The sender-receiver model was the first model of communication. http://home.snu.edu/~jsmith/library/body/v25.pdf It is crazy to think that communication was thought to be this simple. This model shows one person sending a message and another receiving it. The problem with this method is that it lacks feedback. Once person A sends the message, person B does not get a chance to respond. This model of communication just does not correctly show how complicated communication can really be. Imagine if this was how we communicated with one another. You would hear the message, but without being able to give feedback it is no conversation at all. http://www.unco.edu/doit/resources/publication_pdfs/feedbackaconversationaboutthework.pdf
Tonight, I went out to eat with a few of my closest friends.

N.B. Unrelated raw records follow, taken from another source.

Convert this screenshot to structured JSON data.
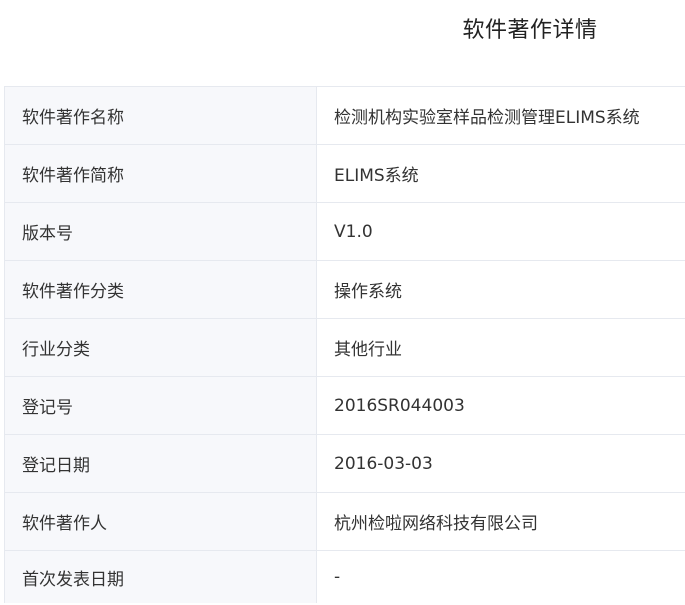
{
  "title": "软件著作详情",
  "rows": [
    {
      "label": "软件著作名称",
      "value": "检测机构实验室样品检测管理ELIMS系统"
    },
    {
      "label": "软件著作简称",
      "value": "ELIMS系统"
    },
    {
      "label": "版本号",
      "value": "V1.0"
    },
    {
      "label": "软件著作分类",
      "value": "操作系统"
    },
    {
      "label": "行业分类",
      "value": "其他行业"
    },
    {
      "label": "登记号",
      "value": "2016SR044003"
    },
    {
      "label": "登记日期",
      "value": "2016-03-03"
    },
    {
      "label": "软件著作人",
      "value": "杭州检啦网络科技有限公司"
    },
    {
      "label": "首次发表日期",
      "value": "-"
    }
  ]
}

As we ate, I observed their non-verbals. We often use nonverbal more than verbals. Even when you are not saying what is lingering on your mind, others can tell by the expressions you use. In the picture below, they did not say anything, but you can tell that they are not happy that I am taking their picture. The main question I wonder is why do these non-verbals exist. Why is it that we can “read” someones mind by the look upon their face or by the body language they are using? http://www.helpguide.org/articles/relationships/nonverbal-communication.htm http://psychology.about.com/od/nonverbalcommunication/a/nonverbaltypes.htm
A lot of the ways we communicate is not through person to person. Way of communication can be told through signs and symbols. Symbols can vary depending on where in the world you are, but certain symbols mean the same thing internationally. A stop light for instance, is an international symbol. Green, of course, means go. A yellow light means caution, or slow down, and lastly, red means stop. A world without these symbols would be chaos. What if traffic symbols did not exist. What would happen? For one thing, driving would be unsafe and more accidents would occur on a daily basis. http://www.slideserve.com/braith/what-would-the-world-be-like-without-symbols http://catalog.flatworldknowledge.com/bookhub/reader/15?e=mclean-ch01_s01
Media is something we use all day every day. Our generation has grown up around the usage of constant media. Media is anything we use to connect to the world around us. I have observed that we often use a combination of medias on a daily basis. After each class I leave, I notice that the first thing people do is check their cellphones. A cellphone combines multiple kinds of media into one device. I am guilty of being glued to my phone as many people are. The worst time for me growing up was being grounded from my cell phone. http://dictionary.reference.com/browse/media http://www.huffingtonpost.com/jim-steyer/kids-overuse-of-media-now_b_40487.htmlhttp://www.huffingtonpost.com/jim-steyer/kids-overuse-of-media-now_b_40487.html Continue reading